Dataset rows describing interfaces
════════

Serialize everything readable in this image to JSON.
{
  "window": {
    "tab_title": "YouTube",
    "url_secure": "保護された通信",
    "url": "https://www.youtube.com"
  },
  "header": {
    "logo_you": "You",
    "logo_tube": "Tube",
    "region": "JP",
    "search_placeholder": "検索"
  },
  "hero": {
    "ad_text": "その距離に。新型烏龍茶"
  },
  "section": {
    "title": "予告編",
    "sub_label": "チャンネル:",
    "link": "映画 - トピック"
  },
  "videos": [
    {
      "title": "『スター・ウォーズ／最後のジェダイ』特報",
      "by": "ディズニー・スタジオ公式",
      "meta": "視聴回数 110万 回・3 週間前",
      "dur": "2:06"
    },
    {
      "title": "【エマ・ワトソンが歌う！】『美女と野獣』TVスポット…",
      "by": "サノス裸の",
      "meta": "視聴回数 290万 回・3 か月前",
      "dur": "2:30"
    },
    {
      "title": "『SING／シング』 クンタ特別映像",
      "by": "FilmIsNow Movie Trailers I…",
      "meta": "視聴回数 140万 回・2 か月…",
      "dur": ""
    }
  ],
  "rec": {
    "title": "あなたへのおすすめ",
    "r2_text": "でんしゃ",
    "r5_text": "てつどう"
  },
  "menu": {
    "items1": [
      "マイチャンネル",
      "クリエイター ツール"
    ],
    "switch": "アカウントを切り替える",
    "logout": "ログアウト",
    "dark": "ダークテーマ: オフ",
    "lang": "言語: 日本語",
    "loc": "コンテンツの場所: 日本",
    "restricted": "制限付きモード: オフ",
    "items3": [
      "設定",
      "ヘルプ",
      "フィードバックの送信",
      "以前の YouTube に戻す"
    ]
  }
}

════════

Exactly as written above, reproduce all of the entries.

Serialize everything readable in this image to JSON.
{
  "window": {
    "tab_title": "YouTube",
    "url_secure": "保護された通信",
    "url": "https://www.youtube.com"
  },
  "header": {
    "logo_you": "You",
    "logo_tube": "Tube",
    "region": "JP",
    "search_placeholder": "検索"
  },
  "hero": {
    "ad_text": "その距離に。新型烏龍茶"
  },
  "section": {
    "title": "予告編",
    "sub_label": "チャンネル:",
    "link": "映画 - トピック"
  },
  "videos": [
    {
      "title": "『スター・ウォーズ／最後のジェダイ』特報",
      "by": "ディズニー・スタジオ公式",
      "meta": "視聴回数 110万 回・3 週間前",
      "dur": "2:06"
    },
    {
      "title": "【エマ・ワトソンが歌う！】『美女と野獣』TVスポット…",
      "by": "サノス裸の",
      "meta": "視聴回数 290万 回・3 か月前",
      "dur": "2:30"
    },
    {
      "title": "『SING／シング』 クンタ特別映像",
      "by": "FilmIsNow Movie Trailers I…",
      "meta": "視聴回数 140万 回・2 か月…",
      "dur": ""
    }
  ],
  "rec": {
    "title": "あなたへのおすすめ",
    "r2_text": "でんしゃ",
    "r5_text": "てつどう"
  },
  "menu": {
    "items1": [
      "マイチャンネル",
      "クリエイター ツール"
    ],
    "switch": "アカウントを切り替える",
    "logout": "ログアウト",
    "dark": "ダークテーマ: オフ",
    "lang": "言語: 日本語",
    "loc": "コンテンツの場所: 日本",
    "restricted": "制限付きモード: オフ",
    "items3": [
      "設定",
      "ヘルプ",
      "フィードバックの送信",
      "以前の YouTube に戻す"
    ]
  }
}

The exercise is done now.